Lee Hall is university’s oldest building

Lee Hall, on FAMU’s campus
Photo credits: Kyndall Coleman

Florida A&M University is blessed with a beautiful campus, and many buildings are part of the historically Black institution’s rich culture. Throughout the years, there have been buildings that have left their mark, per se, on FAMU’s culture. One of the oldest buildings on FAMU’s campus is Lee Hall. According to famu.edu, it was built in 1927 and named Lee Hall in honor of J.R.E. Lee, Sr., president of Florida A&M University from 1924 to 1944.

Lee Hall, home to President Larry Robinson and the Office of Academic Affairs, contributes to FAMU culture today since most older buildings have been demolished. Truth Hall, Gibbs Hall, and the Paddyfoote complex, to name a few, are no longer with us.

Kendall D. Jones, associate Vice president of Facilities, Planning, Construction, and Safety, provided documents regarding buildings on campus and when they were established.

These buildings have affected FAMU’s culture in today’s times since they are still on campus, and some people want to know the history and why these buildings are so historic.

The document sent by Jones, said the top five buildings that are the oldest on campus include the Black Archives, FAMU dining hall, Jackson Davis Hall, Lee Hall, and Nathan B. Young Hall.

One thing these buildings have in common is the fact that they are still on campus, and hopefully for years to come. FAMU’s culture nowadays is more modern, but these buildings will go down in FAMU’s history. Another building that has significance is the Naval ROTC building located by the Amphitheater.

According to famu.edu, it was first established in 1972, and NROTCU FAMU has graduated and commissioned hundreds of Navy and Marine Corps officers. NROTCU FAMU was the fourth of six NROTCs to be established on the campus of an HBCU.

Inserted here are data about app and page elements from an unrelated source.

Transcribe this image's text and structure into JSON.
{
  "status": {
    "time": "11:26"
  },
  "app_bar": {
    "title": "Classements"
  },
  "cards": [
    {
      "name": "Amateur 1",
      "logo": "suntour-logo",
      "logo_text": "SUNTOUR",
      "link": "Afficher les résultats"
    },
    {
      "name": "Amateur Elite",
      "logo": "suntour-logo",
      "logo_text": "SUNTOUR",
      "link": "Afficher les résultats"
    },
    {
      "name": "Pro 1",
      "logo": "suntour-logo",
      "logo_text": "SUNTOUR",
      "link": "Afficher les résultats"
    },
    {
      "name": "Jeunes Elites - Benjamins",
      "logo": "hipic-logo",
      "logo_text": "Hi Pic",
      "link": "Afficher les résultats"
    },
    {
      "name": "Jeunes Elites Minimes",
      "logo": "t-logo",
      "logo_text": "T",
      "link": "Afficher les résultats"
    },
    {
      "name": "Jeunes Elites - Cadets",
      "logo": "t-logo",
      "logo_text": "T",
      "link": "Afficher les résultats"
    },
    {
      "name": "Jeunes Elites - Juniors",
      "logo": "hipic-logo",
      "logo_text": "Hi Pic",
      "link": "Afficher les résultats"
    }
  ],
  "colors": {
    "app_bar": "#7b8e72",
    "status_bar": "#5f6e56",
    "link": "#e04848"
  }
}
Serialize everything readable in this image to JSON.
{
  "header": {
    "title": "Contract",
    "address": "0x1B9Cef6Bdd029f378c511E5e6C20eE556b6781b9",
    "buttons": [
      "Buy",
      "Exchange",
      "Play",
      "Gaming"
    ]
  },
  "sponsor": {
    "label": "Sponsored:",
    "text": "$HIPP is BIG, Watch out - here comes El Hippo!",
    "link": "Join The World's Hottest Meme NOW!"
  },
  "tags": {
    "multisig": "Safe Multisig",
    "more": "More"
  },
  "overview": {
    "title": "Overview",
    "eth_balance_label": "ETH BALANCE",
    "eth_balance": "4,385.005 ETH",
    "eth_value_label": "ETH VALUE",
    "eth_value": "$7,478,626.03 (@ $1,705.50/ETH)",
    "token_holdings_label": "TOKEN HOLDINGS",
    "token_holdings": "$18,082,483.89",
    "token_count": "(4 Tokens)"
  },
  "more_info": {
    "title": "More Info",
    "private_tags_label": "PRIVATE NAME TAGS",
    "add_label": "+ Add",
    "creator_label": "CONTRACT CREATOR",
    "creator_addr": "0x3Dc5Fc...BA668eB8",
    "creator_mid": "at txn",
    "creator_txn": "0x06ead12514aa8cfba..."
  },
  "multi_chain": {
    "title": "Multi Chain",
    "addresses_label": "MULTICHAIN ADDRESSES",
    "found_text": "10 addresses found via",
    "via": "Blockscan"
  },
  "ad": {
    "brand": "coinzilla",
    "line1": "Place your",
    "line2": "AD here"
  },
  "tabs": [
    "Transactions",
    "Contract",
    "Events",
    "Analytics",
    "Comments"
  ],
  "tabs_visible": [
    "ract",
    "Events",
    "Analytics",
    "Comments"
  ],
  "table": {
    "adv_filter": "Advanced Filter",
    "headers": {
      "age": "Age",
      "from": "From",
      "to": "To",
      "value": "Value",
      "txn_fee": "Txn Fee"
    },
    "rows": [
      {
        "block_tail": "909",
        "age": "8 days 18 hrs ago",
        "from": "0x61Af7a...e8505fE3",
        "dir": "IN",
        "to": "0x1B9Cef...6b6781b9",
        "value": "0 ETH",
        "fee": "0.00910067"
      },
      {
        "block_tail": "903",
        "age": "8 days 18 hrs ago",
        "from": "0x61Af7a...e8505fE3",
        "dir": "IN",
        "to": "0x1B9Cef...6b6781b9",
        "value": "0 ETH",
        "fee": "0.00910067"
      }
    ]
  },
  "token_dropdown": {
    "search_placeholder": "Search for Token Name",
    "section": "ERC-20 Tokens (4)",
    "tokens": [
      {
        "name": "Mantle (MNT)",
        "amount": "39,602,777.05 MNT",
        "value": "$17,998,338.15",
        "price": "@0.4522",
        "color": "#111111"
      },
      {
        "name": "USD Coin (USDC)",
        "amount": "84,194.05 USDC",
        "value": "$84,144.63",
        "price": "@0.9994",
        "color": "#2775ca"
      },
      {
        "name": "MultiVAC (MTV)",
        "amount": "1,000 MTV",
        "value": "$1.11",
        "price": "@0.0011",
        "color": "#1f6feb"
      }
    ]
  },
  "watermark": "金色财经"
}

Named after a former president, Coleman Library was built in 1948, until its renovation in 1972, and then expanded in 1990 and 2004. Samuel H. Coleman was a general alumni president for 14 years at FAMU.

According to library.famu.edu, the 88,964-square-foot facility includes group study rooms, a student study lounge and cafe, graduate/faculty study rooms, teleconference rooms, and an information literacy classroom.

FAMU has had many buildings of historical value over the years that were built and later demolished, but the memories and good times that people have had in these buildings, and for the buildings that are still on campus, the good times keep on coming.